* Your goal *
State the number of lines in these records that include the string "projects", and say nothing more.

[Records from a dataset]
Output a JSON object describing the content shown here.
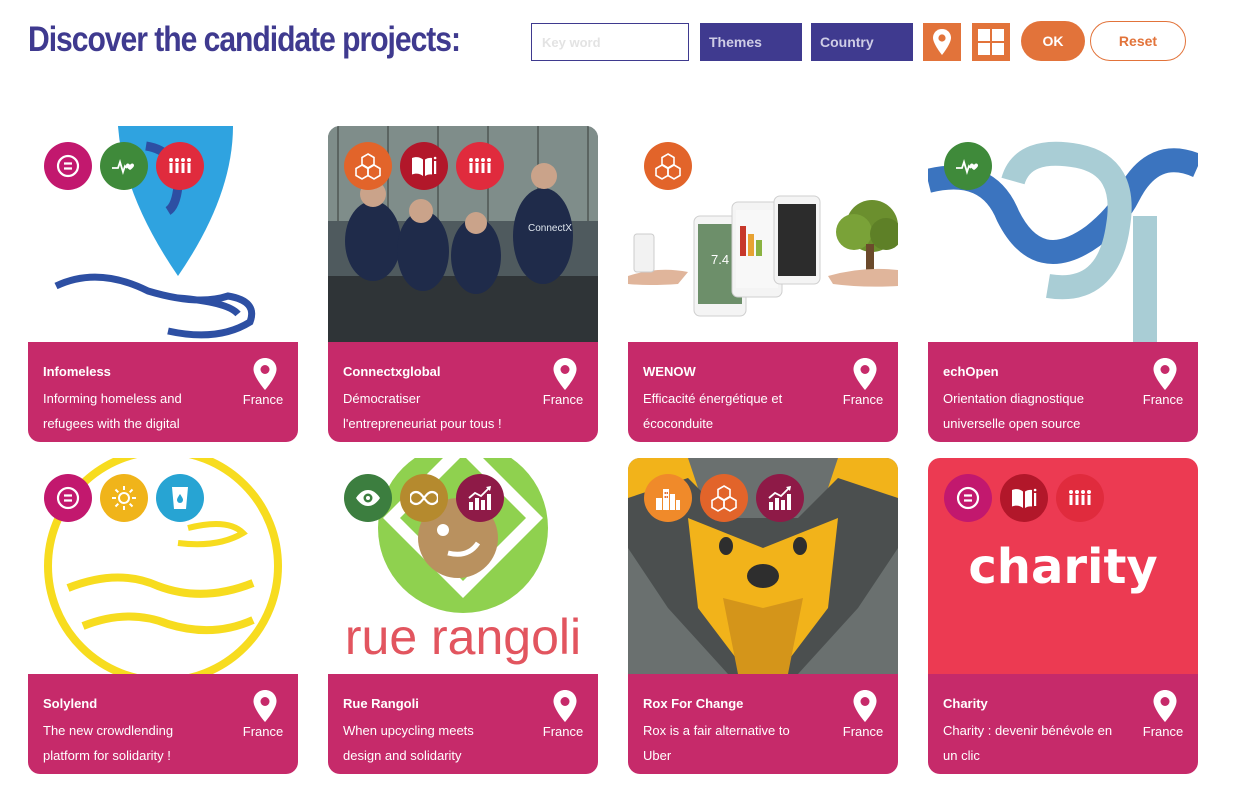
{
  "header": {
    "title": "Discover the candidate projects:",
    "keyword_placeholder": "Key word",
    "themes_label": "Themes",
    "country_label": "Country",
    "ok_label": "OK",
    "reset_label": "Reset"
  },
  "colors": {
    "brand_purple": "#3f3a8f",
    "accent_orange": "#e2733a",
    "card_footer": "#c62a6a"
  },
  "projects": [
    {
      "name": "Infomeless",
      "desc": "Informing homeless and refugees with the digital",
      "country": "France",
      "badges": [
        "equality-icon",
        "health-icon",
        "people-icon"
      ]
    },
    {
      "name": "Connectxglobal",
      "desc": "Démocratiser l'entrepreneuriat pour tous !",
      "country": "France",
      "badges": [
        "cubes-icon",
        "education-icon",
        "people-icon"
      ]
    },
    {
      "name": "WENOW",
      "desc": "Efficacité énergétique et écoconduite",
      "country": "France",
      "badges": [
        "cubes-icon"
      ]
    },
    {
      "name": "echOpen",
      "desc": "Orientation diagnostique universelle open source",
      "country": "France",
      "badges": [
        "health-icon"
      ]
    },
    {
      "name": "Solylend",
      "desc": "The new crowdlending platform for solidarity !",
      "country": "France",
      "badges": [
        "equality-icon",
        "sun-icon",
        "water-icon"
      ]
    },
    {
      "name": "Rue Rangoli",
      "desc": "When upcycling meets design and solidarity",
      "country": "France",
      "badges": [
        "eye-icon",
        "infinity-icon",
        "growth-icon"
      ]
    },
    {
      "name": "Rox For Change",
      "desc": "Rox is a fair alternative to Uber",
      "country": "France",
      "badges": [
        "city-icon",
        "cubes-icon",
        "growth-icon"
      ]
    },
    {
      "name": "Charity",
      "desc": "Charity : devenir bénévole en un clic",
      "country": "France",
      "badges": [
        "equality-icon",
        "education-icon",
        "people-icon"
      ]
    }
  ],
  "thumbs": {
    "connectx_banner": "ConnectX",
    "rangoli_text": "rue rangoli",
    "charity_text": "charity",
    "wenow_value": "7.4"
  }
}
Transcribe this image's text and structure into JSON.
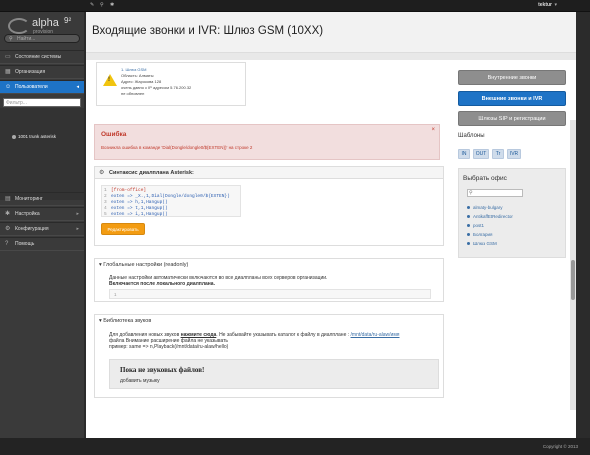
{
  "topbar": {
    "user": "tektur"
  },
  "sidebar": {
    "logo_name": "alpha",
    "logo_sup": "9²",
    "logo_sub": "provision",
    "search_placeholder": "Найти...",
    "items": [
      {
        "label": "Состояние системы",
        "icon": "monitor-icon"
      },
      {
        "label": "Организация",
        "icon": "building-icon"
      },
      {
        "label": "Пользователи",
        "icon": "users-icon",
        "active": true
      }
    ],
    "filter_placeholder": "Фильтр...",
    "tree_node": "1001 trunk asterisk",
    "lower_items": [
      {
        "label": "Мониторинг",
        "icon": "chart-icon"
      },
      {
        "label": "Настройка",
        "icon": "wrench-icon"
      },
      {
        "label": "Конфигурация",
        "icon": "gear-icon"
      },
      {
        "label": "Помощь",
        "icon": "help-icon"
      }
    ]
  },
  "page": {
    "title": "Входящие звонки и IVR: Шлюз GSM (10XX)"
  },
  "info": {
    "line1": "1. Шлюз GSM",
    "line2": "Область: Алматы",
    "line3": "Адрес: Жарокова 128",
    "line4": "очень давно с IP адресом 5.76.200.32",
    "line5": "не обновлен"
  },
  "error": {
    "title": "Ошибка",
    "message": "Возникла ошибка в команде 'Dial(Dongle/dongle0/${EXTEN})' на строке 2"
  },
  "syntax": {
    "title": "Синтаксис диалплана Asterisk:",
    "lines": [
      {
        "n": "1",
        "text": "[from-office]",
        "kind": "ctx"
      },
      {
        "n": "2",
        "text": "exten => _X.,1,Dial(Dongle/dongle0/${EXTEN})",
        "kind": "code"
      },
      {
        "n": "3",
        "text": "exten => h,1,Hangup()",
        "kind": "code"
      },
      {
        "n": "4",
        "text": "exten => t,1,Hangup()",
        "kind": "code"
      },
      {
        "n": "5",
        "text": "exten => i,1,Hangup()",
        "kind": "code"
      }
    ],
    "edit_button": "Редактировать"
  },
  "global": {
    "title": "Глобальные настройки (readonly)",
    "line1": "Данные настройки автоматически включаются во все диалпланы всех серверов организации.",
    "line2": "Включается после локального диалплана.",
    "box": "1"
  },
  "library": {
    "title": "Библиотека звуков",
    "line1_a": "Для добавления новых звуков ",
    "line1_link": "нажмите сюда",
    "line1_b": ". Не забывайте указывать каталог к файлу в диалплане : ",
    "line1_path": "/mnt/data/ru-alaw/имя",
    "line2": "файла Внимание расширение файла не указывать",
    "line3": "пример: same => n,Playback(/mnt/data/ru-alaw/hello)",
    "empty_title": "Пока не звуковых файлов!",
    "empty_sub": "добавить музыку"
  },
  "right": {
    "buttons": [
      {
        "label": "Внутренние звонки",
        "style": "grey"
      },
      {
        "label": "Внешние звонки и IVR",
        "style": "blue"
      },
      {
        "label": "Шлюзы SIP и регистрации",
        "style": "grey"
      }
    ],
    "templates_title": "Шаблоны",
    "tags": [
      "IN",
      "OUT",
      "Tr",
      "IVR"
    ],
    "office_title": "Выбрать офис",
    "offices": [
      "almaty-bulgary",
      "AntikaffEtRedirector",
      "post1",
      "Болгария",
      "Шлюз GSM"
    ]
  },
  "footer": {
    "copy": "Copyright © 2013"
  }
}
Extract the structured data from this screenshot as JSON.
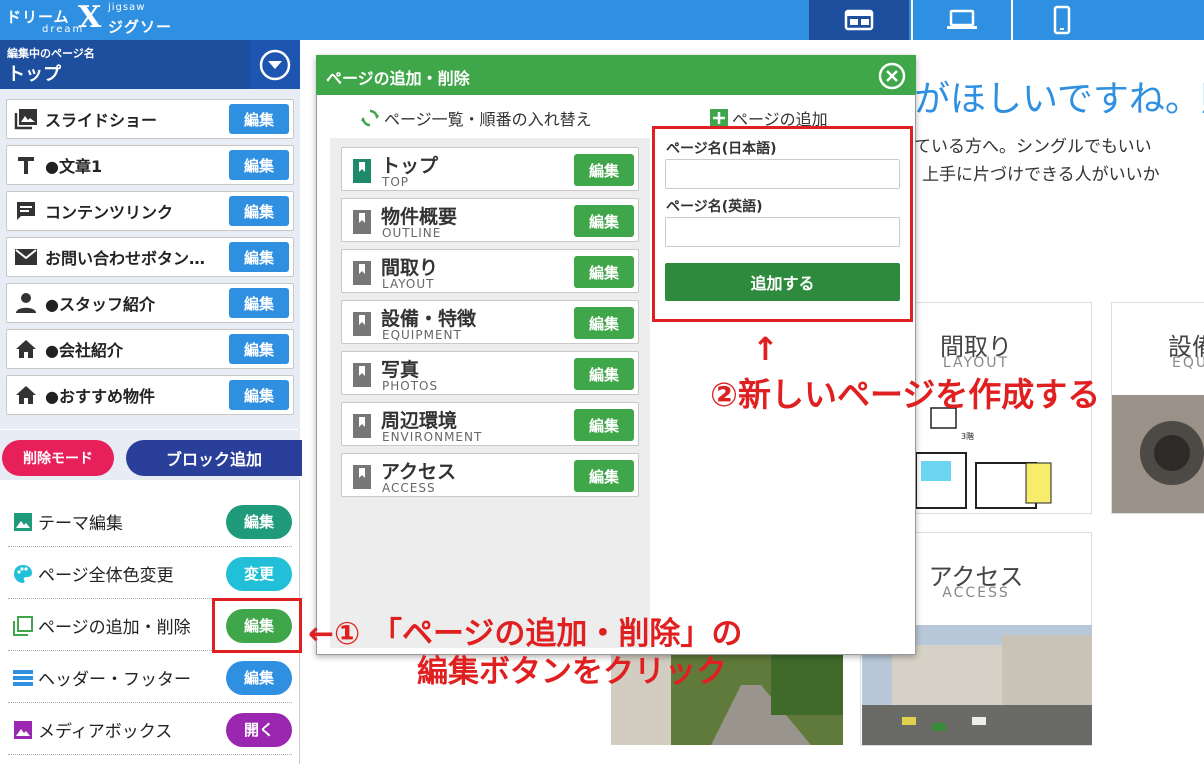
{
  "app": {
    "logo_ja": "ドリーム",
    "logo_x": "X",
    "logo_jigsaw": "jigsaw",
    "logo_jigsaw_ja": "ジグソー",
    "logo_dream": "dream"
  },
  "device_tabs": [
    {
      "icon": "desktop-icon",
      "active": true
    },
    {
      "icon": "laptop-icon",
      "active": false
    },
    {
      "icon": "phone-icon",
      "active": false
    }
  ],
  "sidebar": {
    "page_caption": "編集中のページ名",
    "page_name": "トップ",
    "blocks": [
      {
        "icon": "image-icon",
        "label": "スライドショー",
        "button": "編集"
      },
      {
        "icon": "text-icon",
        "label": "●文章1",
        "button": "編集"
      },
      {
        "icon": "comment-icon",
        "label": "コンテンツリンク",
        "button": "編集"
      },
      {
        "icon": "mail-icon",
        "label": "お問い合わせボタン…",
        "button": "編集"
      },
      {
        "icon": "person-icon",
        "label": "●スタッフ紹介",
        "button": "編集"
      },
      {
        "icon": "home-icon",
        "label": "●会社紹介",
        "button": "編集"
      },
      {
        "icon": "home-icon",
        "label": "●おすすめ物件",
        "button": "編集"
      }
    ],
    "delete_mode": "削除モード",
    "add_block": "ブロック追加",
    "menus": [
      {
        "icon": "theme-icon",
        "label": "テーマ編集",
        "button": "編集",
        "color": "#1f9a7a"
      },
      {
        "icon": "palette-icon",
        "label": "ページ全体色変更",
        "button": "変更",
        "color": "#22c0d8"
      },
      {
        "icon": "pages-icon",
        "label": "ページの追加・削除",
        "button": "編集",
        "color": "#3fa64a"
      },
      {
        "icon": "header-footer-icon",
        "label": "ヘッダー・フッター",
        "button": "編集",
        "color": "#2f8fe0"
      },
      {
        "icon": "media-icon",
        "label": "メディアボックス",
        "button": "開く",
        "color": "#9b27b0"
      }
    ]
  },
  "background": {
    "title": "がほしいですね。販",
    "text1": "ている方へ。シングルでもいい",
    "text2": "上手に片づけできる人がいいか",
    "cards": [
      {
        "title": "間取り",
        "sub": "LAYOUT"
      },
      {
        "title": "設備",
        "sub": "EQU"
      },
      {
        "title": "アクセス",
        "sub": "ACCESS"
      }
    ]
  },
  "modal": {
    "title": "ページの追加・削除",
    "tab_list": "ページ一覧・順番の入れ替え",
    "tab_add": "ページの追加",
    "pages": [
      {
        "ja": "トップ",
        "en": "TOP",
        "button": "編集",
        "active": true
      },
      {
        "ja": "物件概要",
        "en": "OUTLINE",
        "button": "編集",
        "active": false
      },
      {
        "ja": "間取り",
        "en": "LAYOUT",
        "button": "編集",
        "active": false
      },
      {
        "ja": "設備・特徴",
        "en": "EQUIPMENT",
        "button": "編集",
        "active": false
      },
      {
        "ja": "写真",
        "en": "PHOTOS",
        "button": "編集",
        "active": false
      },
      {
        "ja": "周辺環境",
        "en": "ENVIRONMENT",
        "button": "編集",
        "active": false
      },
      {
        "ja": "アクセス",
        "en": "ACCESS",
        "button": "編集",
        "active": false
      }
    ],
    "form": {
      "label_ja": "ページ名(日本語)",
      "value_ja": "",
      "label_en": "ページ名(英語)",
      "value_en": "",
      "submit": "追加する"
    }
  },
  "annotations": {
    "step1_line1": "←① 「ページの追加・削除」の",
    "step1_line2": "編集ボタンをクリック",
    "step2_arrow": "↑",
    "step2": "②新しいページを作成する"
  },
  "colors": {
    "brand_blue": "#2f8fe0",
    "dark_blue": "#1e4f9e",
    "green": "#3fa64a",
    "red_annotation": "#e02020"
  }
}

* Solution to this task *
2